The Timex Sinclair 1500 was Timex’s ill-fated attempt to fix what went wrong with the Timex Sinclair 1000. It was completely compatible with the 1000 and the Sinclair ZX81, but sported 16K of RAM and a better keyboard. These were welcome improvements, but they weren’t enough in the hyper competitive 1983 U.S. computer market.
The Timex Sinclair 1500 was essentially a Sinclair ZX81 with more memory in a Sinclair Spectrum case. Released in July 1983 at a price of $80, it wasn’t successful and Timex withdrew from the market in February 1984.
Today we take buying online for granted. You pull up a web site, find what you want, and in a couple of clicks, you put it in your virtual cart and pay for it. It’s fast and convenient. It was very different in the 80s and 90s. Better? Maybe. Maybe not. But definitely different.
The TRS-80 MC-10 was a really cheap beginner’s home computer from 1983, designed to compete with cheap computers from Timex. It was a little bit too limited and perhaps not quite cheap enough, so it only lasted a year on the market.
Priced at $119, the TRS-80 MC-10 was Radio Shack’s entry-level computer in 1983 and 1984. Tandy overestimated the demand for cheap, limited computers and the MC-10 flopped.
The 1983 video game crash is something most retro gaming enthusiasts are familiar with. But it didn’t necessarily happen exactly the way people remember it today. To Atari, it certainly felt like a crash. But to its consumers, it was much less sudden than that.
The video game crash was a swift and dramatic loss of interest in video game consoles, as consumer mindshare shifted to home computers. But it wasn’t an overnight event.
Some Youtubers, including Casual Retro Gamer, use picture ledges to keep their vintage computer systems on the wall when they’re not using them. You can buy a picture ledge, but they’re easy to make, too. And if you make them, you can make them whatever length you want.
A picture ledge is a small, J-shaped shelf that mounts on the wall, normally used for displaying art without having to use a bunch of hangers. But their size works well for vintage home computers and game consoles too, allowing you to store and display them.

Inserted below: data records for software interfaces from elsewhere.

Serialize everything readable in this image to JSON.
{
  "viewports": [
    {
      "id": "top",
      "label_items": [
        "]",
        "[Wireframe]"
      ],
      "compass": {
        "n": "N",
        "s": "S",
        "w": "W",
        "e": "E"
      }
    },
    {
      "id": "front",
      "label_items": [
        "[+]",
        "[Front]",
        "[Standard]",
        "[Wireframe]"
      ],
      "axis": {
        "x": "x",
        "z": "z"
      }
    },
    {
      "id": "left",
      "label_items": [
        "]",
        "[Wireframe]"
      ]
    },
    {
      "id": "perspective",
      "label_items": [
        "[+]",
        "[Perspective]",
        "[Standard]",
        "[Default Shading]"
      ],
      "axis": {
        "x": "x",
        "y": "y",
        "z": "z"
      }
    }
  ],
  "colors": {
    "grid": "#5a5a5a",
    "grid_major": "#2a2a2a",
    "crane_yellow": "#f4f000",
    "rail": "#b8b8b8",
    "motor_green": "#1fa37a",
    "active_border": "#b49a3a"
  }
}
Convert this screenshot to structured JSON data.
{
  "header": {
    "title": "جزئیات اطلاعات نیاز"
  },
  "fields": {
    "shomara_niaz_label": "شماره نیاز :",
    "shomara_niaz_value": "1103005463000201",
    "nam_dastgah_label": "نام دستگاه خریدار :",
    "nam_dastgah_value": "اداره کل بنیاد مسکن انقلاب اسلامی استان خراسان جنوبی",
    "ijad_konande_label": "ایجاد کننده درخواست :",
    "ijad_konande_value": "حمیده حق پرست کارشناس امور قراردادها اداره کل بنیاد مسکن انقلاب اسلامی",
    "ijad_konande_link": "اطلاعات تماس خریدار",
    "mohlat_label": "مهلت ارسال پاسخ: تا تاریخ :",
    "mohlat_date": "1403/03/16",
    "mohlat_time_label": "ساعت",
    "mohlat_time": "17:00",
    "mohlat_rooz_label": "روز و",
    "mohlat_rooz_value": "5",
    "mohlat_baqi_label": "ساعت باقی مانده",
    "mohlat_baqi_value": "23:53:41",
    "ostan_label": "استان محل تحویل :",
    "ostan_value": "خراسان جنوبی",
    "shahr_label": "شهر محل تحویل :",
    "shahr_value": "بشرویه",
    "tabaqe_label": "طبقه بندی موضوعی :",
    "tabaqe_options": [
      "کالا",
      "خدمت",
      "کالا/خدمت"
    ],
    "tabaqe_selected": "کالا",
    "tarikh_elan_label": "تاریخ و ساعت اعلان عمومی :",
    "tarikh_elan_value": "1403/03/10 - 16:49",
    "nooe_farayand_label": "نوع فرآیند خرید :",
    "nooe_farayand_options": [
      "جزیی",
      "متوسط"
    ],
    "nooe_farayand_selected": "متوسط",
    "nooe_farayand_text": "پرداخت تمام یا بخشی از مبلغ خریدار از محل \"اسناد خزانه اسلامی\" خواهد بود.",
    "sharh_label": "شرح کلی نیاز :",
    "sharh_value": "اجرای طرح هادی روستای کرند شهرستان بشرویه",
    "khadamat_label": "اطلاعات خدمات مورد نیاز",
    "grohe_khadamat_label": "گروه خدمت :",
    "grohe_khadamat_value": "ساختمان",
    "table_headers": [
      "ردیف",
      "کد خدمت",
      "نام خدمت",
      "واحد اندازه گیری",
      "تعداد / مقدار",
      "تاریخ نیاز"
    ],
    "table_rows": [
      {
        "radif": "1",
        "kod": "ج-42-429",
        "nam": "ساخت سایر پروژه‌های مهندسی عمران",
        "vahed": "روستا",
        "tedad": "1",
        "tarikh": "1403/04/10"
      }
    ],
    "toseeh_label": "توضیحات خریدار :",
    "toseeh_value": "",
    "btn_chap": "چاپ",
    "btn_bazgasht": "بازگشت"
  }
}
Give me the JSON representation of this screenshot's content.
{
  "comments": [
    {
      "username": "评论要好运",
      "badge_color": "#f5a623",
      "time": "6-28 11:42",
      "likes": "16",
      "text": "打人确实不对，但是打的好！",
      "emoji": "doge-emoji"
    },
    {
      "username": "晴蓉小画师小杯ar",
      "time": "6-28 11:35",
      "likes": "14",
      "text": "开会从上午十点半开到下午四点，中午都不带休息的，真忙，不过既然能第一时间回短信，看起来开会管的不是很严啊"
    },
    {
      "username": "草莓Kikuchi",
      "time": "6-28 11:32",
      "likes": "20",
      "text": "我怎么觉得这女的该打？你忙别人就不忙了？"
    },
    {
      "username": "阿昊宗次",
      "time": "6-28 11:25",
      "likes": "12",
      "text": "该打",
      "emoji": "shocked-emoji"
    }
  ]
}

The Timex Sinclair 1000 was the U.S. version of the Sinclair ZX81. It was perhaps Timex’s most successful home computer, but its success paled next to its British counterpart. It was a real computer for $100 way back in 1982. The public was tiring of game consoles and wanted more capability, so what could go wrong?
The Timex Sinclair 1000 sold for $99, and was the first home computer to sell for under $100. It was a very limited machine with 2 KB of RAM, a membrane keyboard, and no color or sound, and was discontinued in 1983.
The standard for video output on 8-bit computers is there was no standard. Well, oddly enough, a bunch of companies did something super similar, but there are enough gotchas that you have to be careful. At least Atari sidestepped the problem. Here’s my experience with Atari 800 video cables, which also (mostly) applies the XL and XE variants. And you can use the same cable with other machines in a pinch.
One of the best things you can do for heat dissipation in vintage computers and consoles is replace the 7805 voltage regulator with a modern switch mode replacement. Here’s why that helps and where to get one.
A modern 7805 switch mode replacement regulator runs cooler than the original 7805. This reduces the need for heat dissipation and helps other components, such as capacitors, last longer.
Bad capacitors are the bane of generations of consumer electronics. They plagued early 90s Amigas and Macs, early 2000s PCs, and cheap hardware even today. So why do capacitors fail? And how can you tell when a failed capacitor is a problem?
Capacitors fail when the electrolyte dries out, or when the gas inside them builds up to a point that it opens a safety valve and the electrolyte leaks out. A good capacitor takes decades to dry out, but a cheap capacitor can leak within a few short years.